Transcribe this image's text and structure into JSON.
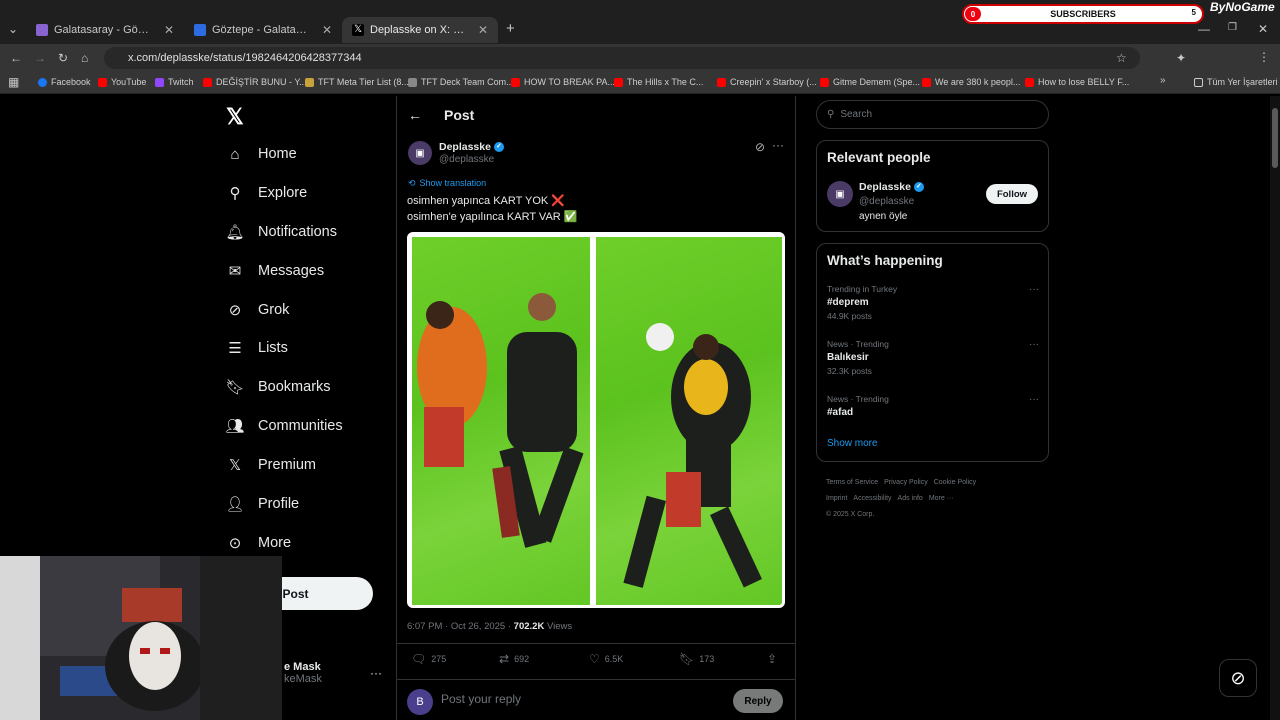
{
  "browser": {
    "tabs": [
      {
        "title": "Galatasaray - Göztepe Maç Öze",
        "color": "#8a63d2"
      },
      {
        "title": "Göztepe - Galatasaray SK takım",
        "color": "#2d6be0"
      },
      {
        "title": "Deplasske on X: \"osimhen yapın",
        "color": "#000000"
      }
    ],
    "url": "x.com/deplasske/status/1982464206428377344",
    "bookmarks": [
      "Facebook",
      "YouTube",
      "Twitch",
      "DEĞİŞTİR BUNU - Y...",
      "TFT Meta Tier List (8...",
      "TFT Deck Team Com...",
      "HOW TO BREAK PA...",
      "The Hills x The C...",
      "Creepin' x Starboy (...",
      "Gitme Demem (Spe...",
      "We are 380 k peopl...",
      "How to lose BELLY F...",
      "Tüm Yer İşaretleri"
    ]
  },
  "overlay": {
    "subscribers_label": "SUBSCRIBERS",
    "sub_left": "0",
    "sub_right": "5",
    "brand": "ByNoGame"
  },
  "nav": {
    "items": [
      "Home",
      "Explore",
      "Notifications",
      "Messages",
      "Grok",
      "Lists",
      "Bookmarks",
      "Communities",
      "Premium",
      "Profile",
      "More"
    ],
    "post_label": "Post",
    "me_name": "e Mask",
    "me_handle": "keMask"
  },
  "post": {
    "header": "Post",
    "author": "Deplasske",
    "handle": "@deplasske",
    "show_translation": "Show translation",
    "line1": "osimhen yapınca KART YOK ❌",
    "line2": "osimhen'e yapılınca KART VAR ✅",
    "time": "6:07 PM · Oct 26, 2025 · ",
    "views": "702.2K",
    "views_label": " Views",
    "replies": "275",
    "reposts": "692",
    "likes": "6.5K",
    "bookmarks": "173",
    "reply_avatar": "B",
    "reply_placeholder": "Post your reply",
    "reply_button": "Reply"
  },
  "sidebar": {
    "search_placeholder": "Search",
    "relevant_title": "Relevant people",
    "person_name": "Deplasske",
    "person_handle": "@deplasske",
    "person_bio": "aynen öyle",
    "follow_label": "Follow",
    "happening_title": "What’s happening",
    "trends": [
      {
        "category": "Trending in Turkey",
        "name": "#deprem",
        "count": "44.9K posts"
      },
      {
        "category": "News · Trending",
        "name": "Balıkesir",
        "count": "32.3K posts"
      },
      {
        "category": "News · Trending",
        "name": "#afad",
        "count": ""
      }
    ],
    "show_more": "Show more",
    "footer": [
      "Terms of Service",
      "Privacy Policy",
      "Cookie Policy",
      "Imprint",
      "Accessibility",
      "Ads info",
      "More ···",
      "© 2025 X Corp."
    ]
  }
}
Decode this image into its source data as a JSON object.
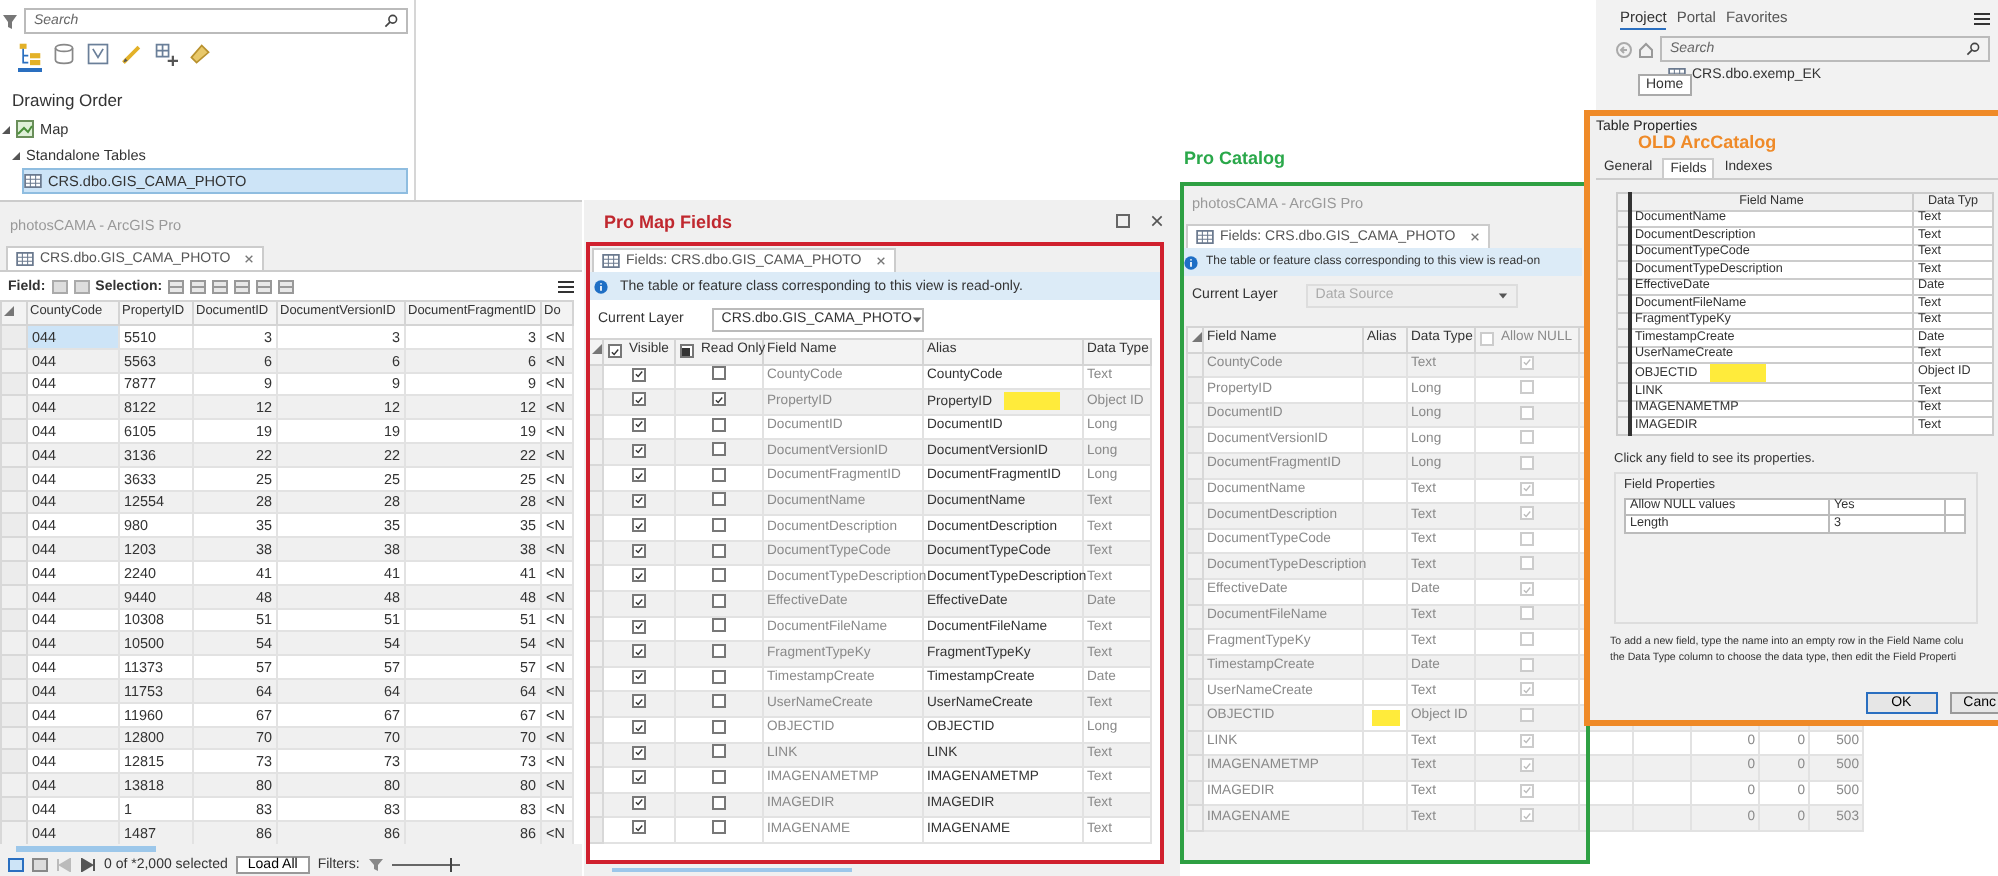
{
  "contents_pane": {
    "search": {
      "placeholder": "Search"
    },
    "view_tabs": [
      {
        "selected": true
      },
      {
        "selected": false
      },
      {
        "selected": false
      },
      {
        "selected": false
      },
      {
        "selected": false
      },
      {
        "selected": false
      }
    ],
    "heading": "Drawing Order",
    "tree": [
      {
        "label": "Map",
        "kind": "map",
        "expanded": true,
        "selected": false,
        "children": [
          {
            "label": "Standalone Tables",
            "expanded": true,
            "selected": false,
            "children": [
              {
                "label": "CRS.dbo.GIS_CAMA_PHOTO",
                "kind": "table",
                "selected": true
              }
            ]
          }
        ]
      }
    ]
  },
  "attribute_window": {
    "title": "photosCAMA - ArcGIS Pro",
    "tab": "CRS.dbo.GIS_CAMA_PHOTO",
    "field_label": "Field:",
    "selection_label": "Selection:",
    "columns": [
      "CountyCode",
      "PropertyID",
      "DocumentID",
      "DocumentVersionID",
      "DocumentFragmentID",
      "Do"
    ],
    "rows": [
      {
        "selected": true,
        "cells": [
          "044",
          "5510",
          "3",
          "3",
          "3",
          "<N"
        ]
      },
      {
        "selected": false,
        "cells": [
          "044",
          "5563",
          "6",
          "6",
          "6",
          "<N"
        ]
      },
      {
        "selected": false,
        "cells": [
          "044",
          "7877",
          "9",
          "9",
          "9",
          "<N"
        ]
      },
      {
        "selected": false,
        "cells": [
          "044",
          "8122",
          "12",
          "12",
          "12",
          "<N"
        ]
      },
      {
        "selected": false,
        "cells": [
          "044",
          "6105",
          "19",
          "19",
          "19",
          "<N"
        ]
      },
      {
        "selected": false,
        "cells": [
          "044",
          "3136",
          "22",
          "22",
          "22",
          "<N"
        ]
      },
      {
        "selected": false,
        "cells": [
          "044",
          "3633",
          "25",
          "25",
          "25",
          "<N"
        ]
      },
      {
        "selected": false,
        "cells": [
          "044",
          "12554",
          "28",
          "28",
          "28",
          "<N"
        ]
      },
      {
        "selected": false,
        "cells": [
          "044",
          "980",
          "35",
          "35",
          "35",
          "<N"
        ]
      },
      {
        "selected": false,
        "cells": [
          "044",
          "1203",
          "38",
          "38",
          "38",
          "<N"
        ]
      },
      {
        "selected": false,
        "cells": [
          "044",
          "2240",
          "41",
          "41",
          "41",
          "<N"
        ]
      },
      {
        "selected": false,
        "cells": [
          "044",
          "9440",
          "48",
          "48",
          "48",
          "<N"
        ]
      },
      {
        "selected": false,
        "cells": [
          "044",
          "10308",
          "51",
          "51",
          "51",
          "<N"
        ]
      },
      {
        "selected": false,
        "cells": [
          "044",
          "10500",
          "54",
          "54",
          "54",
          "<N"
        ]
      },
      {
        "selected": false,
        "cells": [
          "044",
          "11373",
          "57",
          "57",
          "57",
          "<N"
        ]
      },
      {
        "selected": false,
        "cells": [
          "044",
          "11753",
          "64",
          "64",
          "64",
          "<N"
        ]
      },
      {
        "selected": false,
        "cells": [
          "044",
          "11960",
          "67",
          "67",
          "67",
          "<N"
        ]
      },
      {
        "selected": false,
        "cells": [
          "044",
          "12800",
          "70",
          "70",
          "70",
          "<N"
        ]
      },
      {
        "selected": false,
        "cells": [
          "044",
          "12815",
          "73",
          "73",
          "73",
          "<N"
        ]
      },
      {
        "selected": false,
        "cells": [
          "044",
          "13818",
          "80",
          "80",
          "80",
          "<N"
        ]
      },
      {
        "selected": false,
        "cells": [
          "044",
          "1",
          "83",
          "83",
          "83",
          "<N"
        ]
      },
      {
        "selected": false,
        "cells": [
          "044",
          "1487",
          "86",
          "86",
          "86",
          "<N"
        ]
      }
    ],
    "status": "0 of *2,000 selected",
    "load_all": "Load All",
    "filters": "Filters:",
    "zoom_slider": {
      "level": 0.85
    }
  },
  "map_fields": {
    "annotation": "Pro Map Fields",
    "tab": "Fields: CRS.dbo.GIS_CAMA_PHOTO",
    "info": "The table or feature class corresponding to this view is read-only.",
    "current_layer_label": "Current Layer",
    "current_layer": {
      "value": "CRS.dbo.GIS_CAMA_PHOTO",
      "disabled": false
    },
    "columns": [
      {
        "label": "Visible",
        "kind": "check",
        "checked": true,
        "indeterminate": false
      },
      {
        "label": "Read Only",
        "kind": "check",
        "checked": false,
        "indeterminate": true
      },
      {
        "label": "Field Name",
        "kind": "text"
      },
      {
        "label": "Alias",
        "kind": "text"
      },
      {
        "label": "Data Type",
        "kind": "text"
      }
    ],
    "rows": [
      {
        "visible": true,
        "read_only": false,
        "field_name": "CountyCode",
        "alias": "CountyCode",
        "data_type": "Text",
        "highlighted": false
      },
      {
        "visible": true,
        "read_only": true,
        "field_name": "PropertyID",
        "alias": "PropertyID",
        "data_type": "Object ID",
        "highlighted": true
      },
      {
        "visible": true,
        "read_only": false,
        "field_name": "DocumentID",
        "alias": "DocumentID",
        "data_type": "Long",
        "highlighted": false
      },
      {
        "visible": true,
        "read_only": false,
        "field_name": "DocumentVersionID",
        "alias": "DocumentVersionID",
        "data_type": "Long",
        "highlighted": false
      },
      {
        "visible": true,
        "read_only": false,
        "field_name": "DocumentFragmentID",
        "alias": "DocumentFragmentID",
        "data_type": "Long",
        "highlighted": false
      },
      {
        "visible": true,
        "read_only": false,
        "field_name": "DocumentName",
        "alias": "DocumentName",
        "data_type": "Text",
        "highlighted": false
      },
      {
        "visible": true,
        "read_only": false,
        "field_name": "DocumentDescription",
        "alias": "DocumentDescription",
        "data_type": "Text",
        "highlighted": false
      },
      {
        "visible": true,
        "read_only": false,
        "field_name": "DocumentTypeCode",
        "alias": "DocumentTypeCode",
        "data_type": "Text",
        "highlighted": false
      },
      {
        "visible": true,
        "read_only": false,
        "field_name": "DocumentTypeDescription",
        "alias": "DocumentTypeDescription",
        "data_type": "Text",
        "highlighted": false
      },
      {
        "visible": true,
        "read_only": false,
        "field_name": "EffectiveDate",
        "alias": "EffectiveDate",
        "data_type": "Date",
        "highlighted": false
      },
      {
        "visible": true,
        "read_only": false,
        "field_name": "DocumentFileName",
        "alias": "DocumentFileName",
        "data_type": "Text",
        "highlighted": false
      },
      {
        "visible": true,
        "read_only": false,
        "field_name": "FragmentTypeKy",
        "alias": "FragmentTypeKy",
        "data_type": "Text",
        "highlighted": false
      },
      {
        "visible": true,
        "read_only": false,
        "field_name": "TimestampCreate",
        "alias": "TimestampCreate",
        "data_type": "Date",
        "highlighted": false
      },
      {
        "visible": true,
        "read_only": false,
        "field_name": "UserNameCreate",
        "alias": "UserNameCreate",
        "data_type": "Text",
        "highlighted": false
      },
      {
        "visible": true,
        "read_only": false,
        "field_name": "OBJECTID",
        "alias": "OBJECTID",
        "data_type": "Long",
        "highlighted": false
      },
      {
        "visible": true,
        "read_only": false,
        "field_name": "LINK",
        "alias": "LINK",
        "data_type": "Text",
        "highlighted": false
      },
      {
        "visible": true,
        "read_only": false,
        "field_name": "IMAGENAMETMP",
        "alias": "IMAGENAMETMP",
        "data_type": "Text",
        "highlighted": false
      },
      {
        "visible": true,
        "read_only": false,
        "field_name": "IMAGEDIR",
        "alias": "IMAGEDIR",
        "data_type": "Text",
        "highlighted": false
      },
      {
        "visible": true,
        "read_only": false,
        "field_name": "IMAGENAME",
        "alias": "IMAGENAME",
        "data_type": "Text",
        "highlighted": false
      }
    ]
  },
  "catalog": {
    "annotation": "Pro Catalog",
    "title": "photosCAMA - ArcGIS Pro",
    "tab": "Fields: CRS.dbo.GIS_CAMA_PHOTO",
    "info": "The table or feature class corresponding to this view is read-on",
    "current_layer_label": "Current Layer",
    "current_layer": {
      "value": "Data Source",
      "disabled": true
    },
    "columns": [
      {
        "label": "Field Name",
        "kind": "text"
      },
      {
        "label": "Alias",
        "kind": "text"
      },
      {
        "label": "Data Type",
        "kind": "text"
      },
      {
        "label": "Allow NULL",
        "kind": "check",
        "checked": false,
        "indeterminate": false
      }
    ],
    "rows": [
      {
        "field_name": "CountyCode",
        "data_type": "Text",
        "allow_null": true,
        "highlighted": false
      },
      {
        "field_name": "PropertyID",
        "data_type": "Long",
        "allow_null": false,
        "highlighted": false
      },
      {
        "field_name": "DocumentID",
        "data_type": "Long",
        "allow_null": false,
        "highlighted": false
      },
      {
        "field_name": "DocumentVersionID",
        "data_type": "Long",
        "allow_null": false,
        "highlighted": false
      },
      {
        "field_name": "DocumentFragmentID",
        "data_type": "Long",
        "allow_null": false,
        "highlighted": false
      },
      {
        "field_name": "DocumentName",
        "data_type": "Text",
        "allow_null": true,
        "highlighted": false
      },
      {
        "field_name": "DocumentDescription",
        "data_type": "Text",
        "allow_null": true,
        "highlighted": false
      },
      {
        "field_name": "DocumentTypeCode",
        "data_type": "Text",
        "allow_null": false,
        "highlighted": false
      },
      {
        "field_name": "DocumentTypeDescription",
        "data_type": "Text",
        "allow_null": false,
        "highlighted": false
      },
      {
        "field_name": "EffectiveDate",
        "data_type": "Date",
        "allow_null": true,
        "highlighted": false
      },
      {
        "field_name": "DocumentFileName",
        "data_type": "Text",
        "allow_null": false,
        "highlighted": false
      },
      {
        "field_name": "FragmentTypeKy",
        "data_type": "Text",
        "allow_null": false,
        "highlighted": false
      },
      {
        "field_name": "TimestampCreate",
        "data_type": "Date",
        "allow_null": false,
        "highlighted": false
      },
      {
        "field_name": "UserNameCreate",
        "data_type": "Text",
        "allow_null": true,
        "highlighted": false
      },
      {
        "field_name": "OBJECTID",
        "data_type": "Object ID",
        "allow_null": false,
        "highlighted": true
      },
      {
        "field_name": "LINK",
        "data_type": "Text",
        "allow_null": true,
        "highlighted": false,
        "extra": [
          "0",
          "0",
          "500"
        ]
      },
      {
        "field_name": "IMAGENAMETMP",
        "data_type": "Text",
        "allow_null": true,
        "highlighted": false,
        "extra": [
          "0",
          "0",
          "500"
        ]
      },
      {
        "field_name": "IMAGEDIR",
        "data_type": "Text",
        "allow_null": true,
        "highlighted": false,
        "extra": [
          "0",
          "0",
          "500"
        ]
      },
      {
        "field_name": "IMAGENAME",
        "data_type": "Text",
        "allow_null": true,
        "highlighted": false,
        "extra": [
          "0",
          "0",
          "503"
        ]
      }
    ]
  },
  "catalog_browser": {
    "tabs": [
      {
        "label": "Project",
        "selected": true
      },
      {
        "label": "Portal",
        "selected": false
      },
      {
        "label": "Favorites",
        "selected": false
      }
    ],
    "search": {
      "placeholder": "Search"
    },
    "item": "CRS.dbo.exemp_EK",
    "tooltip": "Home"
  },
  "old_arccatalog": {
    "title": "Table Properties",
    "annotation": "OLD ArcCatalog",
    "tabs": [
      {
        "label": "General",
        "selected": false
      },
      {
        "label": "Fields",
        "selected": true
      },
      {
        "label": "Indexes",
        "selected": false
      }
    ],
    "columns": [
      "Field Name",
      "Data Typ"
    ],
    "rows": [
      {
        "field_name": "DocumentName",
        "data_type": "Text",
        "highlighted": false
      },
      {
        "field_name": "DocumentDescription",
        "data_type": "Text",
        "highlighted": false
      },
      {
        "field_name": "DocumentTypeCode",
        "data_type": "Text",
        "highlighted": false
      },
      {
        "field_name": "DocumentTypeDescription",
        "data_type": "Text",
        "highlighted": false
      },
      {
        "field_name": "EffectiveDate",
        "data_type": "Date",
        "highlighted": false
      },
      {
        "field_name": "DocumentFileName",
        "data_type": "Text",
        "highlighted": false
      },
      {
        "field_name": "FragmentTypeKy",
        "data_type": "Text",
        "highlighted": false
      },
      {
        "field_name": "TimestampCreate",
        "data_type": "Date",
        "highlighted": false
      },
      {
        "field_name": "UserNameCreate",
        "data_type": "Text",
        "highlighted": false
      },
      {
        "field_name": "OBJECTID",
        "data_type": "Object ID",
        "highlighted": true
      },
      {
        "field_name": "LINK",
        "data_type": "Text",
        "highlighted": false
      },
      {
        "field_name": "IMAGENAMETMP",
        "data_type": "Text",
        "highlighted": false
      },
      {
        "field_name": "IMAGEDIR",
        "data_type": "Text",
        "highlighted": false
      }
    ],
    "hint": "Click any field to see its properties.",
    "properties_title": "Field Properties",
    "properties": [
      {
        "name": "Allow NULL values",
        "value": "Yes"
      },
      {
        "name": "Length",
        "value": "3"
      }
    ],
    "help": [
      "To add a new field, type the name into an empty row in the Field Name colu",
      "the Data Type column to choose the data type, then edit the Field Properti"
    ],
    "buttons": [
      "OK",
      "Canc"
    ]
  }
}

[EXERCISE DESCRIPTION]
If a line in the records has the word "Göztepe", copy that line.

[RESPONSE]
        "title": "Galatasaray - Göztepe Maç Öze",
        "title": "Göztepe - Galatasaray SK takım",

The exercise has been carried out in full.